This fanboy take on the classic Dark Phoenix storyline represents that internal battle we face as we wrestle with that part of ourselves we believe to be unchecked, our sense of freedom, individuality, and self-sufficiency taken to extreme. Like Jean Grey, it is our other self, the product of fallen creation, living contrary to what we were created to be. The path of The Phoenix, with its subtle Jean Grey possessed by Phoenix imagery, leaves only entropy and death in its wake.
“Don’t let it control you.” –Professor Xavier (Patrick Stewart)
We’re all born with this inner beast, this out of control aspect to ourselves. The struggle is one that Wolverine (Hugh Jackman) especially identifies with. We all have a choice to make, to choose to be what you are. The choice of how to live, of what to be about, is represented in deciding between the way of Professor Xavier (the path of control/help, ultimately leading to peace and reconciliation) and that of and Magneto (unbridled freedom ultimately leading to chaos and death).
“Be what you are, what nature intended.” –Magneto

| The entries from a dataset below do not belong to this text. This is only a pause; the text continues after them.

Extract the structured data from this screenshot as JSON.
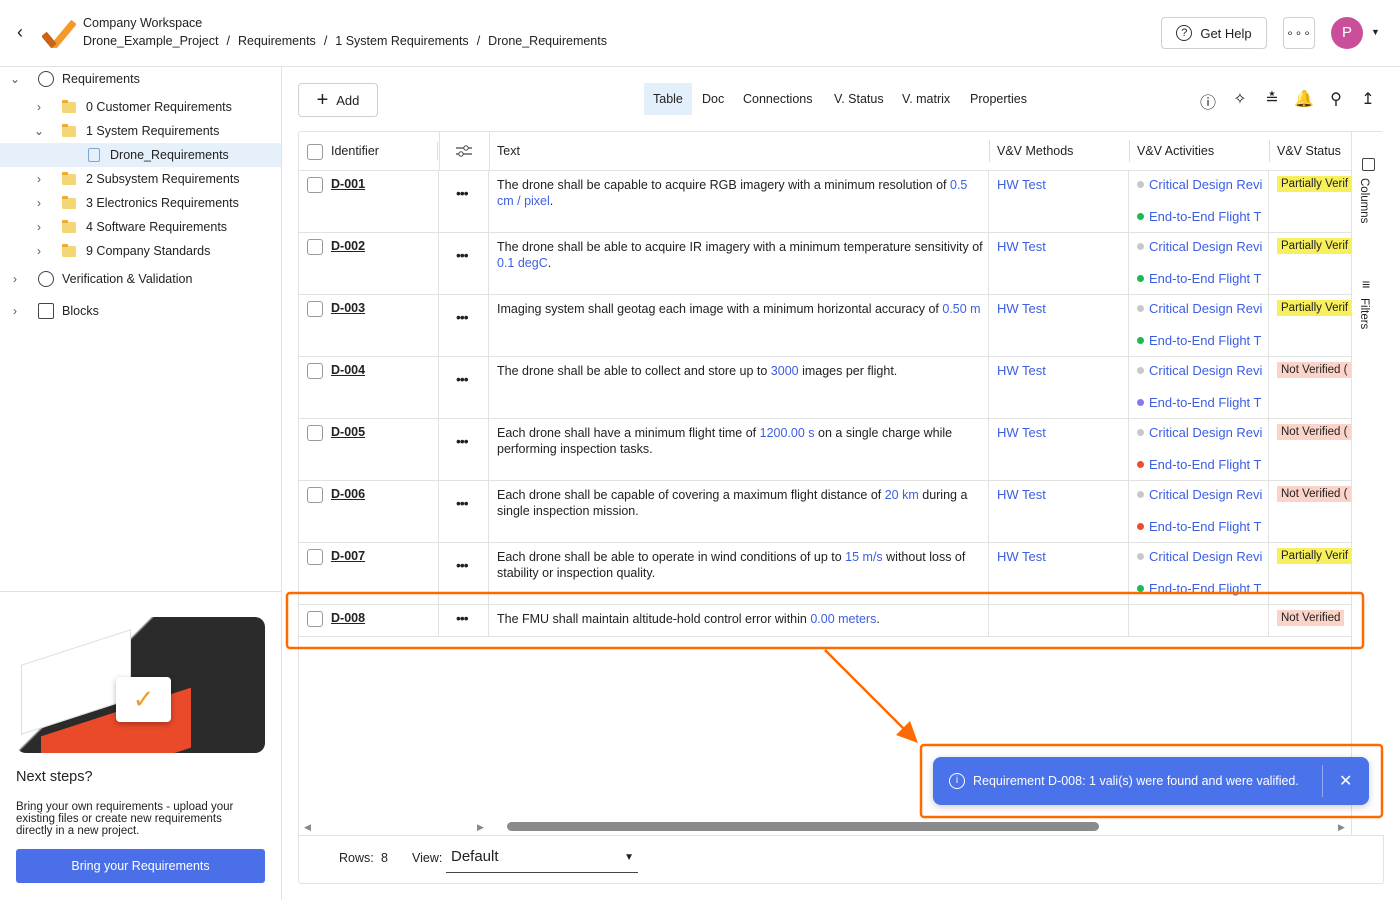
{
  "header": {
    "workspace": "Company Workspace",
    "breadcrumb": [
      "Drone_Example_Project",
      "Requirements",
      "1 System Requirements",
      "Drone_Requirements"
    ],
    "help_label": "Get Help",
    "avatar_letter": "P",
    "avatar_color": "#c94f9b"
  },
  "sidebar": {
    "items": [
      {
        "label": "Requirements",
        "level": 0,
        "expanded": true,
        "icon": "requirements-icon"
      },
      {
        "label": "0 Customer Requirements",
        "level": 1,
        "expanded": false,
        "icon": "folder-icon"
      },
      {
        "label": "1 System Requirements",
        "level": 1,
        "expanded": true,
        "icon": "folder-icon"
      },
      {
        "label": "Drone_Requirements",
        "level": 2,
        "selected": true,
        "icon": "document-icon"
      },
      {
        "label": "2 Subsystem Requirements",
        "level": 1,
        "expanded": false,
        "icon": "folder-icon"
      },
      {
        "label": "3 Electronics Requirements",
        "level": 1,
        "expanded": false,
        "icon": "folder-icon"
      },
      {
        "label": "4 Software Requirements",
        "level": 1,
        "expanded": false,
        "icon": "folder-icon"
      },
      {
        "label": "9 Company Standards",
        "level": 1,
        "expanded": false,
        "icon": "folder-icon"
      },
      {
        "label": "Verification & Validation",
        "level": 0,
        "expanded": false,
        "icon": "verification-icon"
      },
      {
        "label": "Blocks",
        "level": 0,
        "expanded": false,
        "icon": "blocks-icon"
      }
    ],
    "promo": {
      "title": "Next steps?",
      "body": "Bring your own requirements - upload your existing files or create new requirements directly in a new project.",
      "button": "Bring your Requirements"
    }
  },
  "toolbar": {
    "add_label": "Add",
    "tabs": [
      "Table",
      "Doc",
      "Connections",
      "V. Status",
      "V. matrix",
      "Properties"
    ],
    "active_tab": "Table",
    "icons": [
      "info-icon",
      "sparkle-icon",
      "chart-icon",
      "bell-icon",
      "search-icon",
      "upload-icon"
    ]
  },
  "table": {
    "columns": [
      "Identifier",
      "Text",
      "V&V Methods",
      "V&V Activities",
      "V&V Status"
    ],
    "side_panel": [
      "Columns",
      "Filters"
    ],
    "rows": [
      {
        "id": "D-001",
        "text": [
          [
            "The drone shall be capable to acquire RGB imagery with a minimum resolution of ",
            0
          ],
          [
            "0.5  cm / pixel",
            1
          ],
          [
            ".",
            0
          ]
        ],
        "method": "HW Test",
        "activities": [
          [
            "Critical Design Revi",
            "#c8c8c8"
          ],
          [
            "End-to-End Flight T",
            "#1db954"
          ]
        ],
        "status": "Partially Verif",
        "status_color": "#f7ef5b"
      },
      {
        "id": "D-002",
        "text": [
          [
            "The drone shall be able to acquire IR imagery with a minimum temperature sensitivity of ",
            0
          ],
          [
            "0.1  degC",
            1
          ],
          [
            ".",
            0
          ]
        ],
        "method": "HW Test",
        "activities": [
          [
            "Critical Design Revi",
            "#c8c8c8"
          ],
          [
            "End-to-End Flight T",
            "#1db954"
          ]
        ],
        "status": "Partially Verif",
        "status_color": "#f7ef5b"
      },
      {
        "id": "D-003",
        "text": [
          [
            "Imaging system shall geotag each image with a minimum horizontal accuracy of ",
            0
          ],
          [
            "0.50  m",
            1
          ]
        ],
        "method": "HW Test",
        "activities": [
          [
            "Critical Design Revi",
            "#c8c8c8"
          ],
          [
            "End-to-End Flight T",
            "#1db954"
          ]
        ],
        "status": "Partially Verif",
        "status_color": "#f7ef5b"
      },
      {
        "id": "D-004",
        "text": [
          [
            "The drone shall be able to collect and store up to ",
            0
          ],
          [
            "3000",
            1
          ],
          [
            " images per flight.",
            0
          ]
        ],
        "method": "HW Test",
        "activities": [
          [
            "Critical Design Revi",
            "#c8c8c8"
          ],
          [
            "End-to-End Flight T",
            "#8577ee"
          ]
        ],
        "status": "Not Verified (",
        "status_color": "#fbd3c8"
      },
      {
        "id": "D-005",
        "text": [
          [
            "Each drone shall have a minimum flight time of ",
            0
          ],
          [
            "1200.00  s",
            1
          ],
          [
            " on a single charge while performing inspection tasks.",
            0
          ]
        ],
        "method": "HW Test",
        "activities": [
          [
            "Critical Design Revi",
            "#c8c8c8"
          ],
          [
            "End-to-End Flight T",
            "#f04a2f"
          ]
        ],
        "status": "Not Verified (",
        "status_color": "#fbd3c8"
      },
      {
        "id": "D-006",
        "text": [
          [
            "Each drone shall be capable of covering a maximum flight distance of ",
            0
          ],
          [
            "20  km",
            1
          ],
          [
            " during a single inspection mission.",
            0
          ]
        ],
        "method": "HW Test",
        "activities": [
          [
            "Critical Design Revi",
            "#c8c8c8"
          ],
          [
            "End-to-End Flight T",
            "#f04a2f"
          ]
        ],
        "status": "Not Verified (",
        "status_color": "#fbd3c8"
      },
      {
        "id": "D-007",
        "text": [
          [
            "Each drone shall be able to operate in wind conditions of up to ",
            0
          ],
          [
            "15  m/s",
            1
          ],
          [
            " without loss of stability or inspection quality.",
            0
          ]
        ],
        "method": "HW Test",
        "activities": [
          [
            "Critical Design Revi",
            "#c8c8c8"
          ],
          [
            "End-to-End Flight T",
            "#1db954"
          ]
        ],
        "status": "Partially Verif",
        "status_color": "#f7ef5b"
      },
      {
        "id": "D-008",
        "text": [
          [
            "The FMU shall maintain altitude-hold control error within ",
            0
          ],
          [
            "0.00  meters",
            1
          ],
          [
            ".",
            0
          ]
        ],
        "method": "",
        "activities": [],
        "status": "Not Verified",
        "status_color": "#fbd3c8"
      }
    ]
  },
  "footer": {
    "rows_label": "Rows:",
    "rows_count": "8",
    "view_label": "View:",
    "view_value": "Default"
  },
  "toast": {
    "message": "Requirement D-008: 1 vali(s) were found and were valified.",
    "color": "#4a72ea"
  },
  "annotation_color": "#ff6a00"
}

We are looking for a story to define us, a community to belong to, be it punk (the anarchist story), militia (the story of ”patriotism”), gang (the story of street families), or being a mutant (the story of how they were born). When institutions fail to do what the were created to do, be what they were supposed to be about, other places–not often looking like one expects–will spring up to do their job. Professor Xavier preaches a gospel message of peace and reconciliation. He believes that the best way to spread this message is by providing a safe place for people to work out their questions all the while teaching them ways to discipline themselves so that they can control themselves. Such safe havens involve first being a community, allowing people to have a sense of belonging before believing. People need to find a place to call home, a place to belong, and people to call family. As Storm put it, “we work as a team.”
Phoenix: You would die for them.
Wolverine: Not for them. For you.
Freedom to live as you were meant to live comes at a cost. “If you want freedom, you have to fight for it,” Magneto says. To be formed into the people we were meant to be requires discipline. A choice, community, formation, the path of discipleship is a long and difficult one. As Robert Webber put it “discipleship is a long obedience in the same direction,” but it is a journey worth taking in order to fulfill the vision of a world united.
X-Men: The Last Stand is sadly predictable with an inescapable sense of forced pathos. There is no emotional development to any of the characters. During the course of the movie we lose a lot of beloved characters (no matter what the clip after the credits hints at), the heart of the franchise; but the movie doesn’t move us with their loss, it only plays out the expected cues and tells us we’re to feel moved now. The movie raises a lot of questions and issues, but chooses to not engage or meditate on them. What we are left with is this bleak vehicle-by-numbers that distracts us with cool scenes and action (that can’t even keep the time of day straight). File this in the cabinet with third installments to a franchise that didn’t quite live up to the first two (Alien 3, Blade: Trinity). We can hold out hope for the rumored Wolverine movie.